Note: If you haven’t read Artemis, you can read my review of it here.
Please let me know if you use these questions, find them helpful, or think I missed something. And of course I would love to see your answers to any (or all) of these questions in the comments. Happy discussing!
Of course, MAJOR SPOILER WARNINGS below:
Artemis is first and foremost a story about Jazz Bashara, moon resident and our protagonist.
How did you feel about Jazz? Did you find her likable? Realistic?
Many readers have been critical of Jazz, particularly as a young female character.
In fact, many of those readers were similarly critical of all of the female characters in Artemis. That the narration painted them as strong and capable and brilliant, but that their actions did not match that portrayal. Do you see evidence of that? Or perhaps is it an unfairly harsh judgement?
Weir is famous for his deep research in preparation for his books. How did you see that research manifest in Artemis?
Similarly, Weir gained support from readers of the Martian for the way he allowed his character to curse, both in dialogue and throughout his narration, and he brought that same irreverent quality to his second book. Did you like it, or like Jazz more for it?
How did you feel about the physical world that Weir created? Were you able to immerse yourself in the city of Artemis as you read?
What did you struggle to picture, if anything?
The lore of Artemis, which is explored in various ways throughout the narrative, is based in large part upon celebrating the early legacy of man’s moon landings.
Did that appeal to you or feel overly sentimental? Would an actual lunar civilization borrow from that history? Would they be right to?
As a morally ambiguous character, Jazz’s motivations and actionable worldview shifted throughout the narrative. Did you find that progression believable?

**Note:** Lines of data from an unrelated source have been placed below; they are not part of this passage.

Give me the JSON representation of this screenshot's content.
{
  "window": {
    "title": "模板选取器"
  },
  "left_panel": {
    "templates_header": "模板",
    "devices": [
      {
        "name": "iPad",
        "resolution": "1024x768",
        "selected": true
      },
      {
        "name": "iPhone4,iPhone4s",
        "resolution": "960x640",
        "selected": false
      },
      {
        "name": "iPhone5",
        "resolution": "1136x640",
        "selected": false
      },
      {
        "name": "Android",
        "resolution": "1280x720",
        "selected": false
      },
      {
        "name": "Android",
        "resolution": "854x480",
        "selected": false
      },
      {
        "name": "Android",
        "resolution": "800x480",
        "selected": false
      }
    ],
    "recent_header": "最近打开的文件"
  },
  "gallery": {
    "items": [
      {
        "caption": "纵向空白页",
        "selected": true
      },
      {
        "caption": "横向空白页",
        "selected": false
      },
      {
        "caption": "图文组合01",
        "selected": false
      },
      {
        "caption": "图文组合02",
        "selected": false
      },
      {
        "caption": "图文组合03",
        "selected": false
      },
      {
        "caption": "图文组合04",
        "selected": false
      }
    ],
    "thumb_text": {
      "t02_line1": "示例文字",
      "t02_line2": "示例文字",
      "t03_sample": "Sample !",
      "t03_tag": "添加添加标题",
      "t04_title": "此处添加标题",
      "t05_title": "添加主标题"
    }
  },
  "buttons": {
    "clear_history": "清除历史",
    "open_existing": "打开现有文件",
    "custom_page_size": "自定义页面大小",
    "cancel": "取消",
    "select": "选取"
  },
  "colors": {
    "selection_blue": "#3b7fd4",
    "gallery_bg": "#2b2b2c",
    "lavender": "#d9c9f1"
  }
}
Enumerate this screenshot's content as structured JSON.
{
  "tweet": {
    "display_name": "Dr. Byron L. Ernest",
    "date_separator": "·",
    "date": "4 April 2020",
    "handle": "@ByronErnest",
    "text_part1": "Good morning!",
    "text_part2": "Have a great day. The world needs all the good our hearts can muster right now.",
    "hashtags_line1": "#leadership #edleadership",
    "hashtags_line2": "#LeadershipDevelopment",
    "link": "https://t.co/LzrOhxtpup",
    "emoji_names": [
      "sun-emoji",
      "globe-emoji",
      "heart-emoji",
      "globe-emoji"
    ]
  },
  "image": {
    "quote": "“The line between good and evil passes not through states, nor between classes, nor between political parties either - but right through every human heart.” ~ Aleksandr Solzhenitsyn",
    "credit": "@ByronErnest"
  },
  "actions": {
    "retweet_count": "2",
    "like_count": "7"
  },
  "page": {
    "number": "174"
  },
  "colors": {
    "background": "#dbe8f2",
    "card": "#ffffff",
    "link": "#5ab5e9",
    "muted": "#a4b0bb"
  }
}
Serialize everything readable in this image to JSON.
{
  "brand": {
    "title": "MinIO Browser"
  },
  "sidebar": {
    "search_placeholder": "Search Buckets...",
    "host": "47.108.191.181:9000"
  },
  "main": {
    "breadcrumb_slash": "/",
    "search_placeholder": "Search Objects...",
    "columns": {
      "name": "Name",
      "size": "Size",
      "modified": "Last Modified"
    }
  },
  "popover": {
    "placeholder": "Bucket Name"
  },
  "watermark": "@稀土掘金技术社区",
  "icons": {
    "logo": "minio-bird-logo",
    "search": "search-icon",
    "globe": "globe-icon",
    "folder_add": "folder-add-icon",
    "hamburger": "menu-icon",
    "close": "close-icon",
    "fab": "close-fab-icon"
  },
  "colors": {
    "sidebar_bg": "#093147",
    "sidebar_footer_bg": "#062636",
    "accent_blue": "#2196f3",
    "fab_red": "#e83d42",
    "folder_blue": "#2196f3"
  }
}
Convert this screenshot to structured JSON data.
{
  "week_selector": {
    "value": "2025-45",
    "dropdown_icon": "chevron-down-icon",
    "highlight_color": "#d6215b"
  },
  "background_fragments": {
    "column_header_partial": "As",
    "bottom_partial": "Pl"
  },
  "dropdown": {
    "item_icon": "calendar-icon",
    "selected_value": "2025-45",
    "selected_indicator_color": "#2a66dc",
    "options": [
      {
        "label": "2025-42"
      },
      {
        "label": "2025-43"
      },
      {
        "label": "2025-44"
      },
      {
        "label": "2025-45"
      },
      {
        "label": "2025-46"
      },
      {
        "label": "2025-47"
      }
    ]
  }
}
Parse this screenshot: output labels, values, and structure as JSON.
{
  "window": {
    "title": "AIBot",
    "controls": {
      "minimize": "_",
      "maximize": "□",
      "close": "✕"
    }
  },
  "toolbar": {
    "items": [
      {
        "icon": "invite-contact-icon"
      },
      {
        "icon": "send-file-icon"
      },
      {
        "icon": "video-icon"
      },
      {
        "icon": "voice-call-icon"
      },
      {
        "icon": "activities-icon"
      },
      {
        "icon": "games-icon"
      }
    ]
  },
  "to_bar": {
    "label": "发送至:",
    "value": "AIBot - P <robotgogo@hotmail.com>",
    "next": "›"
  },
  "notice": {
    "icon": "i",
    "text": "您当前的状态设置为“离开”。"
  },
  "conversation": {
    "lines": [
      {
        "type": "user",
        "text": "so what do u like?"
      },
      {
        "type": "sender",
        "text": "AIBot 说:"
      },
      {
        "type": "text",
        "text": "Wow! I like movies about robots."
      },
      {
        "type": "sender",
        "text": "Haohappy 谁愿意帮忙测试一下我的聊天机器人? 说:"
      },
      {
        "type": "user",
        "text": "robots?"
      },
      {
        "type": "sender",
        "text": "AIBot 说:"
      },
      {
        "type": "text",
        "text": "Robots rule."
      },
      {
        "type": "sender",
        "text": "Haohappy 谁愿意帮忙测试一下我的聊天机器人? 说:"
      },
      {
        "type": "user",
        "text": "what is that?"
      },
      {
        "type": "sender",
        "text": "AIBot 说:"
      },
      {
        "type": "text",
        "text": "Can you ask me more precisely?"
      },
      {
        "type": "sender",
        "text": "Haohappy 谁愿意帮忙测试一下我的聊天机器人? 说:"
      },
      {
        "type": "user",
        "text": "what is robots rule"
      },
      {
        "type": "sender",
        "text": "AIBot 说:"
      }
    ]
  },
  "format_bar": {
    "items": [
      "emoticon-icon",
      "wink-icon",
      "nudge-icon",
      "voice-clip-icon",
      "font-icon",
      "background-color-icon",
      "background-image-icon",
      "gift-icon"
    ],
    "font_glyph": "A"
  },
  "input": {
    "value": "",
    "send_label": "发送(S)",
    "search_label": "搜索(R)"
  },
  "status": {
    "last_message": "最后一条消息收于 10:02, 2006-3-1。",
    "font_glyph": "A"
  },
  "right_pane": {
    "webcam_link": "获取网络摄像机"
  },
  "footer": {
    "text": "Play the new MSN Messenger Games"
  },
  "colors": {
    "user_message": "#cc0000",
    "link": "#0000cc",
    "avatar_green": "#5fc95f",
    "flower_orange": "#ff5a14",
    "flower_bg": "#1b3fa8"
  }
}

Was there one part of the book or another where you liked Jazz most? Least?
When and why?
At a few parts in the story, narratively competent people freeze, leaving Jazz to single-handedly address the problem.
For example, Artemis Administrator Fidelis Ngugi demonstrates to Jazz that she’s not only known about the utilities plot, she’s planning to make it work for her. Literally a page later, she becomes completely inactive and creates a vacuum for Jazz to act within.
Is this realistic? Or is this Weir hamstringing his other characters in order to allow Jazz to be the hero?
At the end of the book, after hundreds of pages of insisting that there’s no chemistry or interest there, Jazz kisses Svobo.
How did that feel to you?
Science fiction has a long history of being sexualized and has been critiqued in recent years for that unnecessary sexualization. In light of that, does the kiss Weir wrote add to the story or does it feel unnecessary to you?